*Task details*
Please copy each line below that contains the string "content".
[[ Material for this exercise, beginning ]]
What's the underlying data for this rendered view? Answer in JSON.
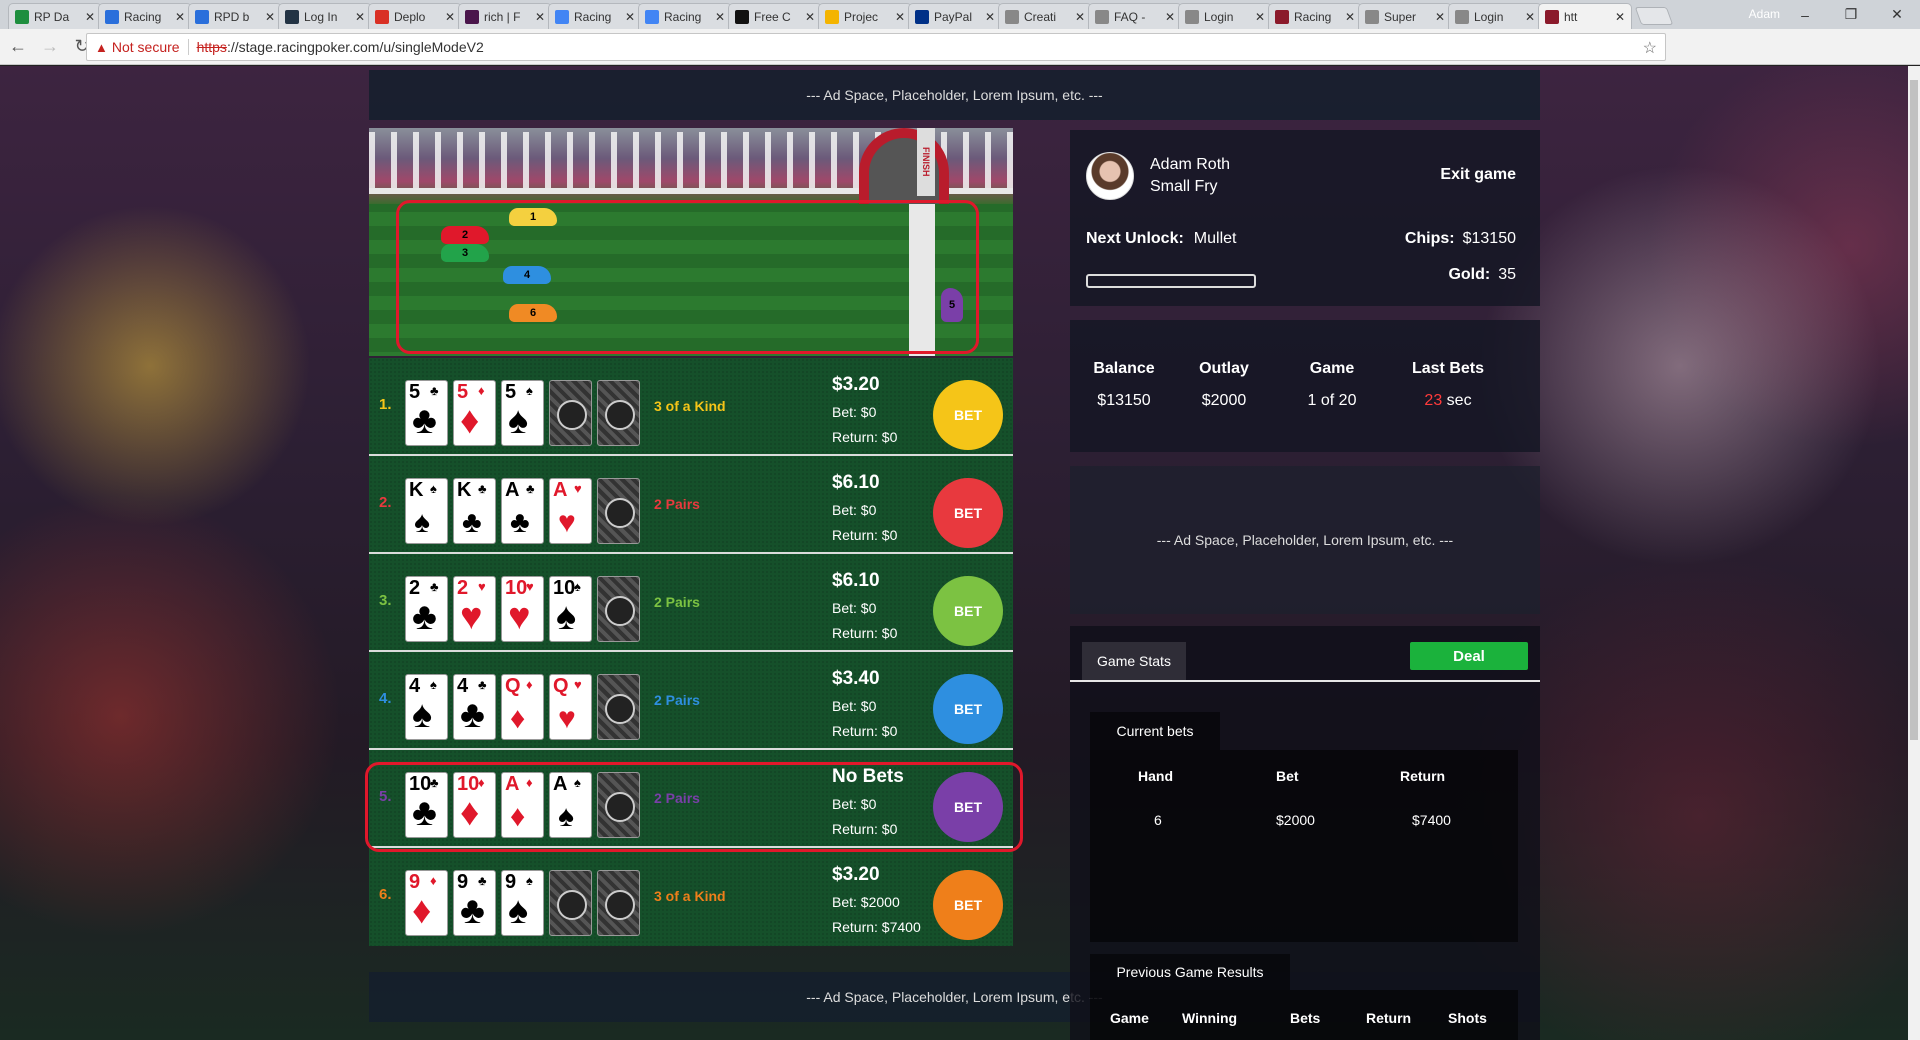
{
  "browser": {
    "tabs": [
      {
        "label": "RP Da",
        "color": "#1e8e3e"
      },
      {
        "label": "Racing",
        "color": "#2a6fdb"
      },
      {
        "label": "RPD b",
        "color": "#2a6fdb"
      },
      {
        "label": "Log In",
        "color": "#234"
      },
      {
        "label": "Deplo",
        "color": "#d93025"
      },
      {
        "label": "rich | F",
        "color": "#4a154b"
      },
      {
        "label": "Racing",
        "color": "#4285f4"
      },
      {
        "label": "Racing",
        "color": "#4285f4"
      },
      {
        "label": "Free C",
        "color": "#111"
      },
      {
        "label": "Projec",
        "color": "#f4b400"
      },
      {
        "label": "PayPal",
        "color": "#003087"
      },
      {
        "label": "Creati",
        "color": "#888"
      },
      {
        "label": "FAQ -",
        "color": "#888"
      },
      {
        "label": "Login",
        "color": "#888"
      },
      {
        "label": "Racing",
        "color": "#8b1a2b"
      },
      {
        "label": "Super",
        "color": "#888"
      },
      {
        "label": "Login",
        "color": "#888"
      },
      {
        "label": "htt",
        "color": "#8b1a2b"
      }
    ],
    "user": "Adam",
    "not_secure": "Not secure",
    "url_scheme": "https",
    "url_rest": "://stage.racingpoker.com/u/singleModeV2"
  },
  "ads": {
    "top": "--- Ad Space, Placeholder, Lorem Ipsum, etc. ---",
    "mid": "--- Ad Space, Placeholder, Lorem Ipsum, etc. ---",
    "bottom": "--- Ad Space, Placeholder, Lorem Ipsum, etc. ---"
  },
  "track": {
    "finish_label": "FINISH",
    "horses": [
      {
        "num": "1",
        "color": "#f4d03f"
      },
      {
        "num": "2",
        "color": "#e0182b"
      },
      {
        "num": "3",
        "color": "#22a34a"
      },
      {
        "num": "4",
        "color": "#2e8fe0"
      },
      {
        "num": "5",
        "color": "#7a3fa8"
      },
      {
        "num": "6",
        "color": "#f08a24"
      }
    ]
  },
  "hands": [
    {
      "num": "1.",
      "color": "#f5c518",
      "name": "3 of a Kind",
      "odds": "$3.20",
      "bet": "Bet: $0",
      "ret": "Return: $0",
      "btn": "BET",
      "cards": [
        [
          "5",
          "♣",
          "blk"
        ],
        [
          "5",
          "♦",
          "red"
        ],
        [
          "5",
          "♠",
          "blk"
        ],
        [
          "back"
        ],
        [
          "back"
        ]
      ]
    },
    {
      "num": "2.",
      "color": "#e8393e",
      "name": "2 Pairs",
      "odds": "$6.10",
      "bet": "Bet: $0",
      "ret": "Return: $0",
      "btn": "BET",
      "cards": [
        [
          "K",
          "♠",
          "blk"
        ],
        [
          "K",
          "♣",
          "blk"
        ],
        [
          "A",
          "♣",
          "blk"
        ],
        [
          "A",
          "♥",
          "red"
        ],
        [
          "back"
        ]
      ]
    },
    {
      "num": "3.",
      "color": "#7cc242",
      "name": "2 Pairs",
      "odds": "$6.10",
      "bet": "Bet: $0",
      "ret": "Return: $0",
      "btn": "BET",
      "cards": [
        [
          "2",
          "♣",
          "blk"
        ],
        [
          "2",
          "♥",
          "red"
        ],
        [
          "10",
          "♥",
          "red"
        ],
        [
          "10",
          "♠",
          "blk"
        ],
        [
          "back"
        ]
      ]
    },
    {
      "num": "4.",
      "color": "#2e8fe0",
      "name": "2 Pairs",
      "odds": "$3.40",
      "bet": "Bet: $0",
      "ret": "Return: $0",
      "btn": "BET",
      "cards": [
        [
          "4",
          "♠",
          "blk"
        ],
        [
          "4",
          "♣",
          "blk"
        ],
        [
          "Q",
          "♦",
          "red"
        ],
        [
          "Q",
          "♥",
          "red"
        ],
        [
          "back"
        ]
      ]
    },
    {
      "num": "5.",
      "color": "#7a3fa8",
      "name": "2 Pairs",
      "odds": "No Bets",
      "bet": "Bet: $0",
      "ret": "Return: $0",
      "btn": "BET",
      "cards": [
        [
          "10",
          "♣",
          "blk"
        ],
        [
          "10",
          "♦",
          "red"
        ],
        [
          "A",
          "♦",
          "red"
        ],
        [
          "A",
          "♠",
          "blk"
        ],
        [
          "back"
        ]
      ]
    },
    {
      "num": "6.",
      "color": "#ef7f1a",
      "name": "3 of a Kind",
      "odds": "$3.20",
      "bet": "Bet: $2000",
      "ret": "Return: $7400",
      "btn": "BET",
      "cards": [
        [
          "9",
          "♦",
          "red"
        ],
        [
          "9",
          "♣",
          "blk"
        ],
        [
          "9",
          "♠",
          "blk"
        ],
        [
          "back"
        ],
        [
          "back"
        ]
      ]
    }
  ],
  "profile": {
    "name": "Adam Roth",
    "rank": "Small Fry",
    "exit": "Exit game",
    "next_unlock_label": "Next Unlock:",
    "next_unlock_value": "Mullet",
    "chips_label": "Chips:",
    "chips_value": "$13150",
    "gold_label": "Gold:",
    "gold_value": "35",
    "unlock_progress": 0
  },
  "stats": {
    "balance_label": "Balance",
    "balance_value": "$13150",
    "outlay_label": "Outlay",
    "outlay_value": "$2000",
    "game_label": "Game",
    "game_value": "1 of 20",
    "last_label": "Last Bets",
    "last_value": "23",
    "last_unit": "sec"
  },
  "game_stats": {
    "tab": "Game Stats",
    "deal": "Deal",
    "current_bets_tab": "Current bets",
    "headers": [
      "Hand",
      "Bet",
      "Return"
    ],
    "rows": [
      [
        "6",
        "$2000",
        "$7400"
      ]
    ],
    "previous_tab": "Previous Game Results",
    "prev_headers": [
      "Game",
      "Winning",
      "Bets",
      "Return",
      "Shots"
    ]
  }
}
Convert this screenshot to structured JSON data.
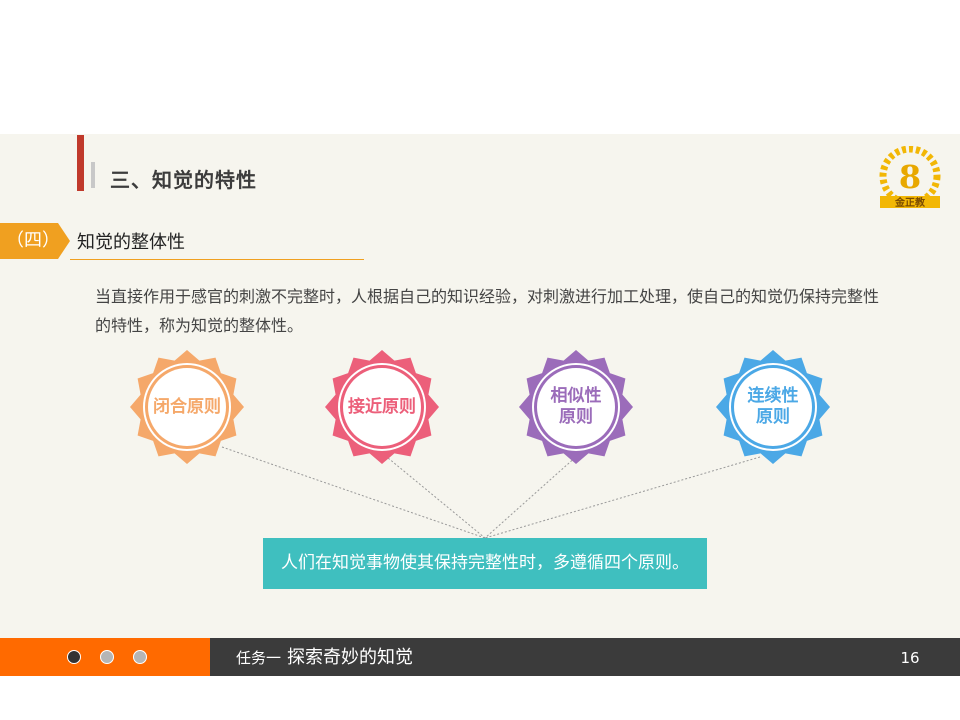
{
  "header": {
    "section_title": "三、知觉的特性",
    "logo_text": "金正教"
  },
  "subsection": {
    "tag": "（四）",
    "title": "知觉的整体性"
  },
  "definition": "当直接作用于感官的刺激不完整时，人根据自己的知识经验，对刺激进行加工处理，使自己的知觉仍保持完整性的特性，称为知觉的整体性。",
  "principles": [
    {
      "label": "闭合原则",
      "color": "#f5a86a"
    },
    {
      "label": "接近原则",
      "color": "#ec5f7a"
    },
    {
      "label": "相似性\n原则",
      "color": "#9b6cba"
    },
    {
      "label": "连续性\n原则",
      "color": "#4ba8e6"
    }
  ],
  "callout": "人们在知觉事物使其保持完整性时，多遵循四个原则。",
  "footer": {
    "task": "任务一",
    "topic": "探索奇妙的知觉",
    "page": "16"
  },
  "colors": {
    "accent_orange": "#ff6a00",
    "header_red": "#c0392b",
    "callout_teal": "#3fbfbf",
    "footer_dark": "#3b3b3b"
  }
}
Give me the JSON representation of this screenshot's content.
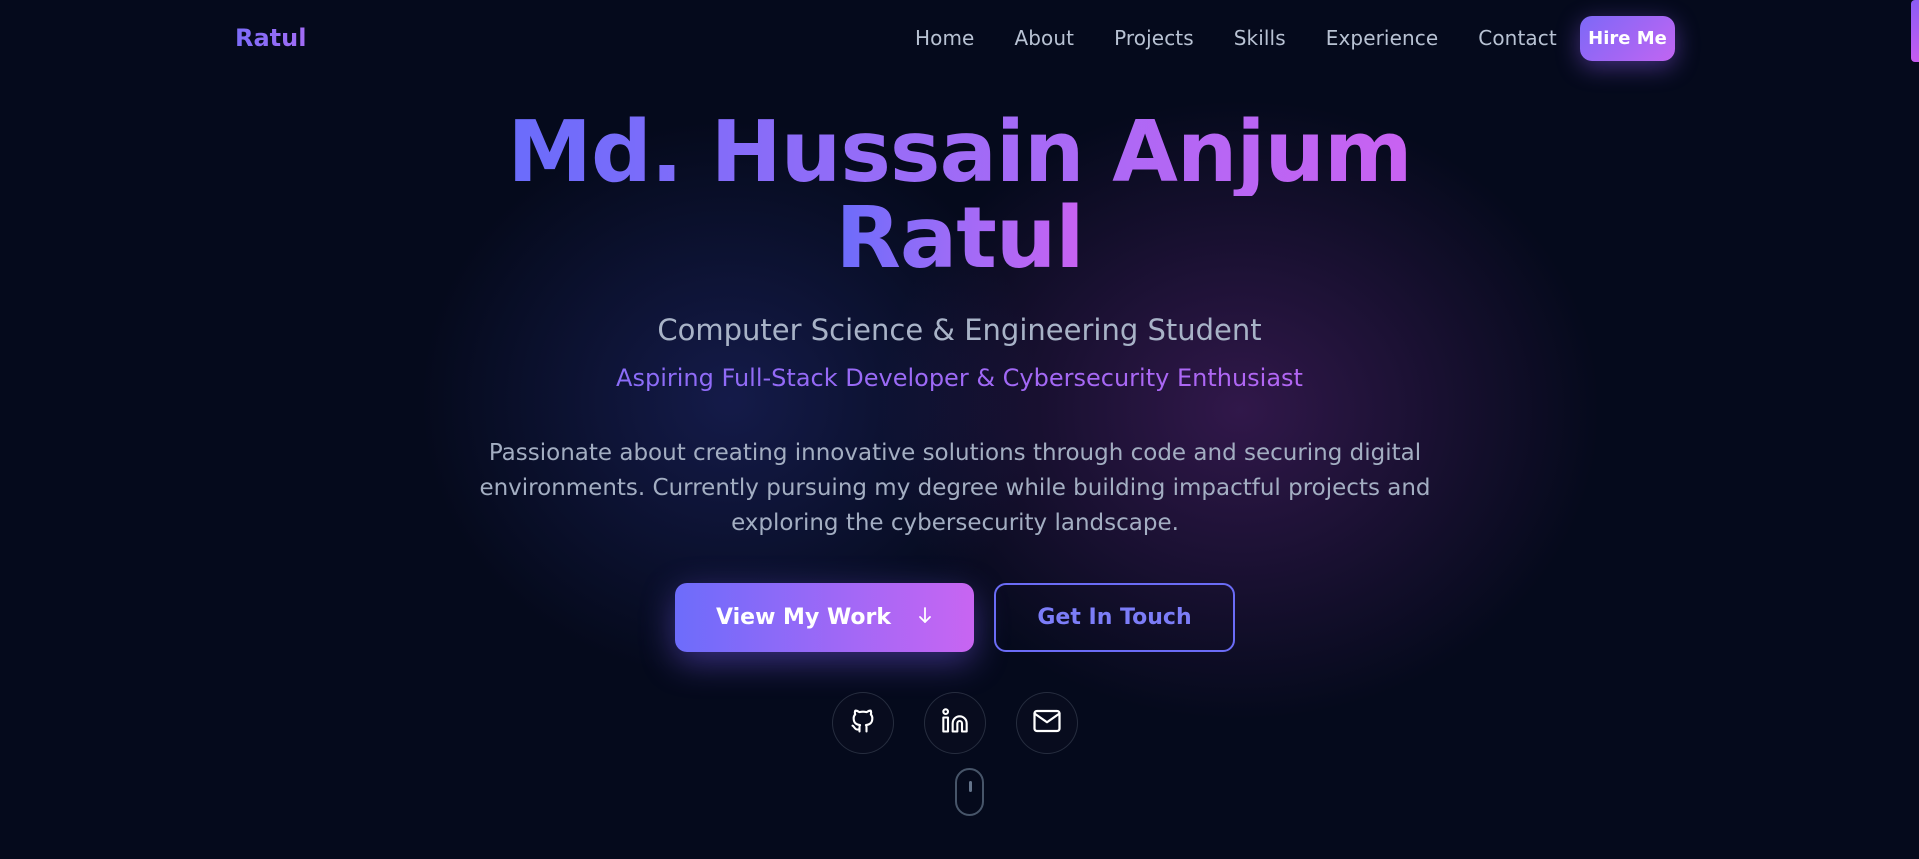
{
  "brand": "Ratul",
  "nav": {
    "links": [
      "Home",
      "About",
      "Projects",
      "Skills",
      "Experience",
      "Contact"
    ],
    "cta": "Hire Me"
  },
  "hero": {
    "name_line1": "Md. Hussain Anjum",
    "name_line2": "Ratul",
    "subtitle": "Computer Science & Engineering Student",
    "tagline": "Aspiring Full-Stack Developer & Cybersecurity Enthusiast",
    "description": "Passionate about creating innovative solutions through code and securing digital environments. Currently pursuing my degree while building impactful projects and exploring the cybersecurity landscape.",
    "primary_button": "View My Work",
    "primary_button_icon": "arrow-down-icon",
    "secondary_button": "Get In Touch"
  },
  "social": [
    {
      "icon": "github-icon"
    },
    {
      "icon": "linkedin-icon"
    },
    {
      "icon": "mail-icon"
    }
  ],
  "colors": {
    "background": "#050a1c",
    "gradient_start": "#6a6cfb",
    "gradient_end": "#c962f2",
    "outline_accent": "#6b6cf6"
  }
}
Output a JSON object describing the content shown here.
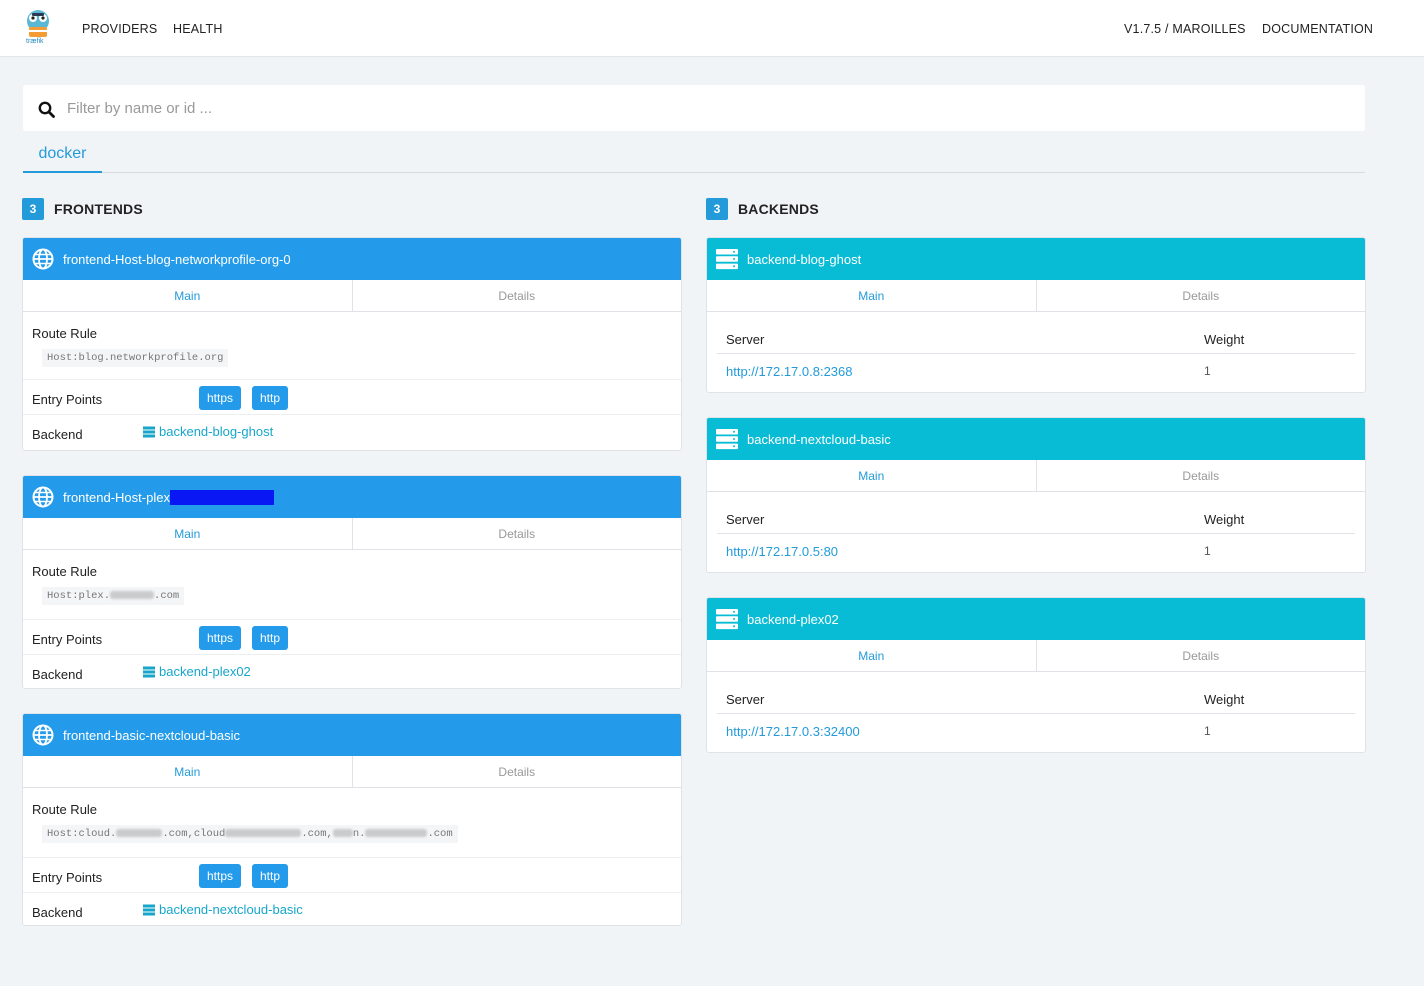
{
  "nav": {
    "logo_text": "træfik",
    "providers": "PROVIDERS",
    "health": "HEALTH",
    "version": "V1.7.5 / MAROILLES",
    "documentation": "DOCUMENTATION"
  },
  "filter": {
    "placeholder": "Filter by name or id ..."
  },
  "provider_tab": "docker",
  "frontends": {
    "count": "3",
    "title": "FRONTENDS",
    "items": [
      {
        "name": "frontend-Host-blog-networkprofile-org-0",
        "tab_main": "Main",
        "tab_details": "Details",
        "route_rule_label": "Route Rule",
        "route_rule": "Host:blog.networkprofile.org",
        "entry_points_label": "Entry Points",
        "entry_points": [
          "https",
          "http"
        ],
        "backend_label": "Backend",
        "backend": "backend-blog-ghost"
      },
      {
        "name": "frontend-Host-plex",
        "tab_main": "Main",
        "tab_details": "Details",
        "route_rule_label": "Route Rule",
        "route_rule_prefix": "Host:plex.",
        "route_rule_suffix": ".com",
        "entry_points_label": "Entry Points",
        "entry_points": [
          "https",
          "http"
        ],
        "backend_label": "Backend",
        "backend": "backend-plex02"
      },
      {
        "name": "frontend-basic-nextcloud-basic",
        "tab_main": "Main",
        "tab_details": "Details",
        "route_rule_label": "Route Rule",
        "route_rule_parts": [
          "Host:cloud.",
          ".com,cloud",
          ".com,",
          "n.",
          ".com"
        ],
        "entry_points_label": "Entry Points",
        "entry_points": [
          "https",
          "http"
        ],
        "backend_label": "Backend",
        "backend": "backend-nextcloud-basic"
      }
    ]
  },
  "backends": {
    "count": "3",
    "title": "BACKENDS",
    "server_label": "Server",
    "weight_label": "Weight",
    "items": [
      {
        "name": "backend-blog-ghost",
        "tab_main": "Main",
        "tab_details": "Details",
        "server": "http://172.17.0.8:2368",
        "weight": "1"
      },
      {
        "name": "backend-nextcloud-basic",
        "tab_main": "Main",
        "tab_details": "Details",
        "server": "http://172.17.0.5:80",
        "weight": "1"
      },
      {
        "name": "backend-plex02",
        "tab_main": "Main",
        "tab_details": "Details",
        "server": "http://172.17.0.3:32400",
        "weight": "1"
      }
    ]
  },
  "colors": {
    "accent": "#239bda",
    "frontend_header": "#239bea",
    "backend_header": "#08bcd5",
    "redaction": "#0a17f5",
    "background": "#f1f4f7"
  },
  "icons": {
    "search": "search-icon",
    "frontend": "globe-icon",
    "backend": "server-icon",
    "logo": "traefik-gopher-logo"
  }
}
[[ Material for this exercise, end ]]
*Task output*
Give me the JSON representation of this screenshot's content.
Output a JSON object describing the content shown here.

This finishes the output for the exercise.